What gives this not-especially-explicit sex comedy a hint of transgression is that Charlotte, Mégane, and Aube are all teenagers, and none are looking for true love or even looking much further ahead than a few weeks. They’re around senior-year ages, but college or career searches don’t much figure into their lives as depicted here, and though they do attend high school, it’s barely glimpsed. Director Sophie Lorain, shooting in sparkling and occasionally dreamlike black and white, places them almost exclusively in spaces that call attention to their in-between status. Early in Charlotte’s post-break-up despondence, the girls drink and smoke on a playground. Later, they impulsively take jobs at a local big-box toy store, where they’re surrounded by both children’s playthings and college-aged coworkers just a touch more adult than they are. Those coworkers, mostly male, are the main draw for the girls’ initial applications, and soon Charlotte (the romantic one), Mégane (the cynical one), and Aube (the semi-shy one) are all engaging in various flirtations, hook-ups, and little social melodramas.

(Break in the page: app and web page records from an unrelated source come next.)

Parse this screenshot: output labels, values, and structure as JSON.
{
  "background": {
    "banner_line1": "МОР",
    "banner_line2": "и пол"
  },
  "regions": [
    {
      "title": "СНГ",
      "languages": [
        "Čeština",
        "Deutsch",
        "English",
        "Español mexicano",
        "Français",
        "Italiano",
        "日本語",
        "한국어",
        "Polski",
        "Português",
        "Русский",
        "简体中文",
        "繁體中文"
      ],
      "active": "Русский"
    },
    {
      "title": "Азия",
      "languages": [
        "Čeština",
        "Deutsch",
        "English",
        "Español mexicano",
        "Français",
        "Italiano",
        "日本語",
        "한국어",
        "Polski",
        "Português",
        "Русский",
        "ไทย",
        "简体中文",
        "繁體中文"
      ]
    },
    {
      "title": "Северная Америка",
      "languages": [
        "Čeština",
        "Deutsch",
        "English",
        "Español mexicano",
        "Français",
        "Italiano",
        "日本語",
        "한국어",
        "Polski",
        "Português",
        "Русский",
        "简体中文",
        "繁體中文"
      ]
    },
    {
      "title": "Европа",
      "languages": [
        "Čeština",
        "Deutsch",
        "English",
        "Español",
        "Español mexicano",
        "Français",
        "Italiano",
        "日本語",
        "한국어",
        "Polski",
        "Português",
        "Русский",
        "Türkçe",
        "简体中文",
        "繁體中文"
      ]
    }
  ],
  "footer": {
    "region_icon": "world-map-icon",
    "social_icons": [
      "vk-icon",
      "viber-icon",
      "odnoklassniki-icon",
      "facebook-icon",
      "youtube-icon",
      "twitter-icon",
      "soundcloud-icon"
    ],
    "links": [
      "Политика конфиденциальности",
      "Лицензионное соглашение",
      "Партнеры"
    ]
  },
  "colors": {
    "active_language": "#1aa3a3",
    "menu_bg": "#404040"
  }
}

With its workplace-centric bawdiness and lack of credible adult authority, Slut In A Good Way has shades of Clerks, Ghost World (one character even wears a rubber Catwoman-style mask in the first scene), and the French Canadian ennui dramedy Tu Dors Nicole, though with less outright angst than any of those movies. Its humor is direct but nicely understated. The film includes at least one montage of sexual encounters, but there’s less action than talk, which Lorain blocks so masterfully that it becomes action. She choreographs many of her shots to minimize cuts, imbuing the characters’ conversations with dynamic motion, staging them over criss-crossing lines or in a series of bathroom mirrors. A scene where the girls are briefed on their new jobs packs an impressive number of character details, gestures, and information into just a few minutes, and in the first scene on the toy-store floor, cute boys cut through the frame and cause repeated camera pivots.


Those boys are amusingly interchangeable; there’s a great little sight gag that gathers them all in the same frame, each sporting a developing Movember-inspired fundraising mustache. Mégane, meanwhile, fumes that financing cancer research does drug companies’ work for them, and forms a spiteful counter-fundraiser with a touch of Lysistrata. The swing from carefree sex to abstinence reinforces the mixed messages young women receive from the world at large—including, crucially, from themselves. The guys at the store consider themselves open-minded and free, but there’s an arbitrary and undesignated line that Charlotte crosses at some point; safely and openly sleeping around attracts attention to a young woman in a way that it doesn’t for her male counterparts. The movie is matter-of-fact, rather than didactic, about how even low-stakes teenage fun can be distorted by these unspoken and gendered expectations.

Lorain’s film ultimately doesn’t go especially deep in detailing its romantic relationships, its friendships, or any overarching storyline. But Slut In A Good Way is more than the sum of its entanglements; the actors and the camera work so well together that it feels, at times, like a musical. (The repeated use of Maria Callas singing a famous bit from Carmen drives this home, perhaps too emphatically by the third or fourth cue.) Even Lorain’s most static shots have energy and wit, as when the conversation plays out over characters playing a dance video game, with one guy in the background clearly itching to jump in for his disinterested friend. Later, the closing credits are performed, appropriately enough, like a curtain call. Hopefully Lorain will get a curtain call of her own. This is only her second feature as a director; plenty of filmmakers go entire careers without making anything this charming, confident, and stylish.